- Free to switch sides
- No penalty for leaving early (see cooldowns)
- No half-time
- Armor and defuse kit automatically purchased
- Money capped at $10000
- Friendly fire disabled
- Team collision disabled
Competitive[edit | edit source]
- 30 rounds, first to 16 wins (can draw 15-15)
- Random maps out of a user-defined selection
- The Player must stay on the team assigned.
- Penalties for leaving early, and for several other reasons (see cooldowns)
- Half-time and side-switch (CT to T, T to CT, etc.)
- Armor and defuse kit have to be purchased by the player
- Money capped at $16000
- Friendly fire enabled
- Team collision enabled
Skill groups[edit | edit source]
Depending on the player's competitive performance, the player will be placed in a skill group, ranging from Silver 1 to Global Elite. Players will then be matched up with other players of a similar skill group. However, players will begin unranked, requiring 10 competitive wins before being ranked. (special cooldowns can apply)
Operations[edit | edit source]

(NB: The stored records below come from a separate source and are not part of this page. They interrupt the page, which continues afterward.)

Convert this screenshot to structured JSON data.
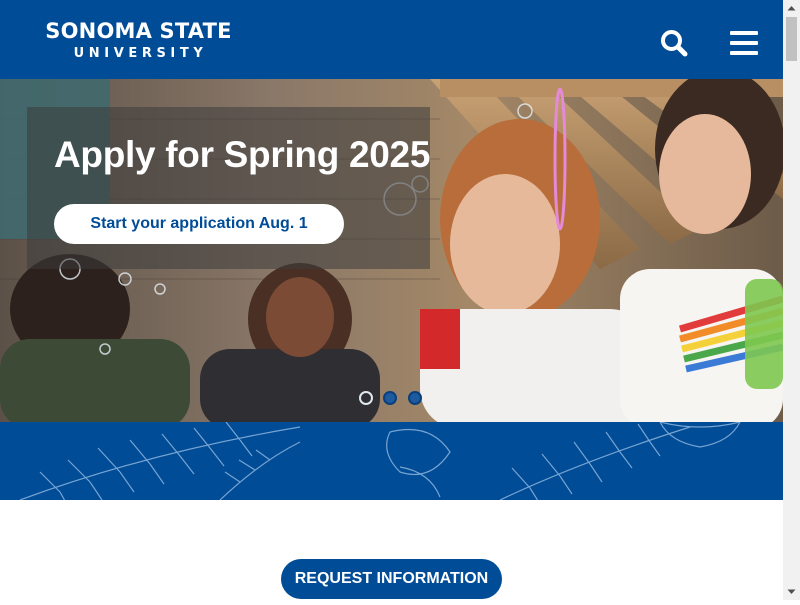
{
  "header": {
    "logo_line1": "SONOMA STATE",
    "logo_line2": "UNIVERSITY",
    "search_icon": "search-icon",
    "menu_icon": "hamburger-menu-icon"
  },
  "hero": {
    "title": "Apply for Spring 2025",
    "cta_label": "Start your application Aug. 1",
    "slides": [
      {
        "active": true
      },
      {
        "active": false
      },
      {
        "active": false
      }
    ]
  },
  "request_info": {
    "label": "REQUEST INFORMATION"
  },
  "colors": {
    "brand_blue": "#004c97",
    "white": "#ffffff"
  }
}
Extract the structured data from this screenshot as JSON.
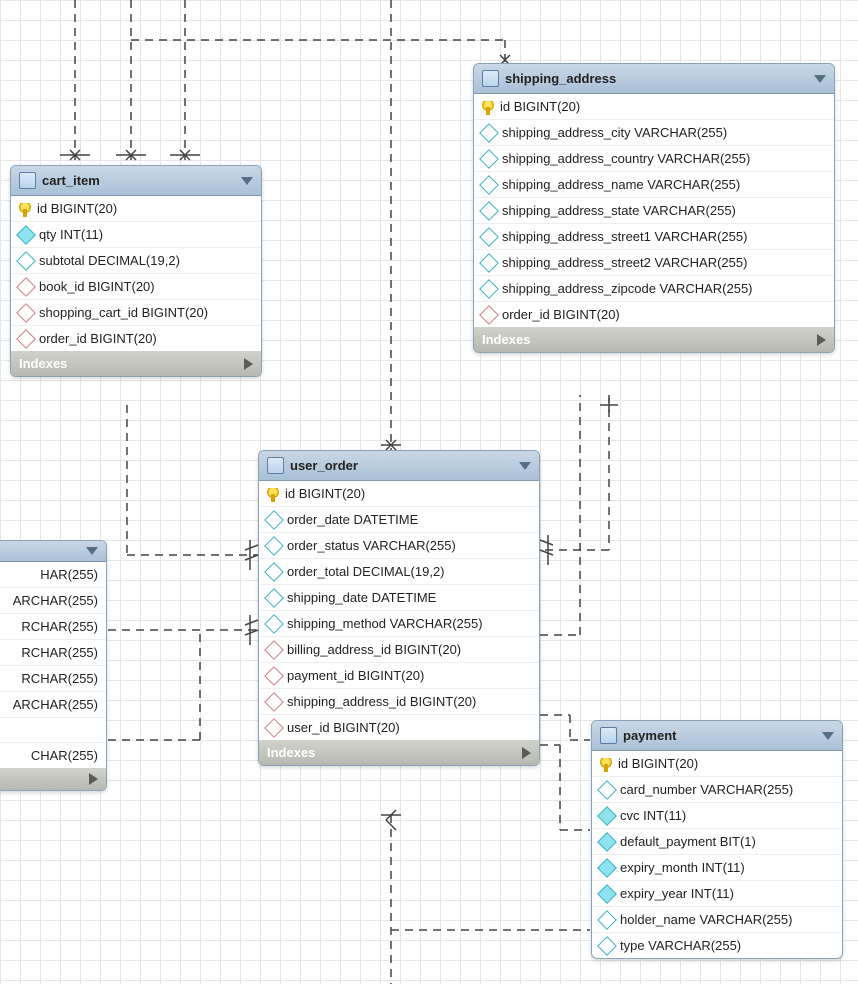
{
  "tables": {
    "cart_item": {
      "title": "cart_item",
      "columns": [
        {
          "icon": "key",
          "label": "id BIGINT(20)"
        },
        {
          "icon": "diam",
          "label": "qty INT(11)"
        },
        {
          "icon": "hollow",
          "label": "subtotal DECIMAL(19,2)"
        },
        {
          "icon": "pink",
          "label": "book_id BIGINT(20)"
        },
        {
          "icon": "pink",
          "label": "shopping_cart_id BIGINT(20)"
        },
        {
          "icon": "pink",
          "label": "order_id BIGINT(20)"
        }
      ],
      "indexes": "Indexes"
    },
    "shipping_address": {
      "title": "shipping_address",
      "columns": [
        {
          "icon": "key",
          "label": "id BIGINT(20)"
        },
        {
          "icon": "hollow",
          "label": "shipping_address_city VARCHAR(255)"
        },
        {
          "icon": "hollow",
          "label": "shipping_address_country VARCHAR(255)"
        },
        {
          "icon": "hollow",
          "label": "shipping_address_name VARCHAR(255)"
        },
        {
          "icon": "hollow",
          "label": "shipping_address_state VARCHAR(255)"
        },
        {
          "icon": "hollow",
          "label": "shipping_address_street1 VARCHAR(255)"
        },
        {
          "icon": "hollow",
          "label": "shipping_address_street2 VARCHAR(255)"
        },
        {
          "icon": "hollow",
          "label": "shipping_address_zipcode VARCHAR(255)"
        },
        {
          "icon": "pink",
          "label": "order_id BIGINT(20)"
        }
      ],
      "indexes": "Indexes"
    },
    "user_order": {
      "title": "user_order",
      "columns": [
        {
          "icon": "key",
          "label": "id BIGINT(20)"
        },
        {
          "icon": "hollow",
          "label": "order_date DATETIME"
        },
        {
          "icon": "hollow",
          "label": "order_status VARCHAR(255)"
        },
        {
          "icon": "hollow",
          "label": "order_total DECIMAL(19,2)"
        },
        {
          "icon": "hollow",
          "label": "shipping_date DATETIME"
        },
        {
          "icon": "hollow",
          "label": "shipping_method VARCHAR(255)"
        },
        {
          "icon": "pink",
          "label": "billing_address_id BIGINT(20)"
        },
        {
          "icon": "pink",
          "label": "payment_id BIGINT(20)"
        },
        {
          "icon": "pink",
          "label": "shipping_address_id BIGINT(20)"
        },
        {
          "icon": "pink",
          "label": "user_id BIGINT(20)"
        }
      ],
      "indexes": "Indexes"
    },
    "payment": {
      "title": "payment",
      "columns": [
        {
          "icon": "key",
          "label": "id BIGINT(20)"
        },
        {
          "icon": "hollow",
          "label": "card_number VARCHAR(255)"
        },
        {
          "icon": "diam",
          "label": "cvc INT(11)"
        },
        {
          "icon": "diam",
          "label": "default_payment BIT(1)"
        },
        {
          "icon": "diam",
          "label": "expiry_month INT(11)"
        },
        {
          "icon": "diam",
          "label": "expiry_year INT(11)"
        },
        {
          "icon": "hollow",
          "label": "holder_name VARCHAR(255)"
        },
        {
          "icon": "hollow",
          "label": "type VARCHAR(255)"
        }
      ]
    },
    "partial_left": {
      "columns": [
        {
          "label": "HAR(255)"
        },
        {
          "label": "ARCHAR(255)"
        },
        {
          "label": "RCHAR(255)"
        },
        {
          "label": "RCHAR(255)"
        },
        {
          "label": "RCHAR(255)"
        },
        {
          "label": "ARCHAR(255)"
        },
        {
          "label": ""
        },
        {
          "label": "CHAR(255)"
        }
      ],
      "indexes": ""
    }
  }
}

Operations are a form of DLC, with each operation lasting 2-3 months. Every operation, a group of user-created maps are placed into official circulation (typically the most popular from Steam Workshop). Occasionally, some maps become permanent additions to the game, depending on popularity.
Players have the choice to purchase an Operation "Pass", which gives the player a coin that will start as bronze but will later progress to gold after completing various tasks. Players with the pass have the choice to take up missions, various challenges which the player can complete in public matches (with specified parameters). Completing these missions will give XP bonuses, and additionally drops.
Anti-Cheat and Cooldowns[edit | edit source]
The game incorporates Valve Anti-Cheat, which actively scans for tools and modifications that may give the player an unfair advantage. On top of this, there are also competitive cooldowns that can be assigned for various reasons:
- Abandoning a match (disconnecting and not reconnecting in the required time)
- Being inactive
- Excessive suiciding
- Excessive kicking
- Team-killing (i.e. friendly fire)
- Winning two competitive matches before being ranked *
- Through matchmaking error **
* - Not intended as a user punishment, rather is intended to "synchronize" player performance
** - Short cooldown occasionally assigned when an error occurs.
Cooldowns may last between 30 minutes and 7 days, depending on how many cooldowns the player has received in a week.
Overwatch[edit | edit source]
Overwatch is a system in which players can report those who are suspected of using external assistance tools. These cases are forwarded to a group of experienced players, who will review a clip of gameplay and will then judge if the player is guilty. If the player is guilty, they will receive a permanent cooldown labeled "Convicted By Overwatch - <reason>".
External Links[edit | edit source]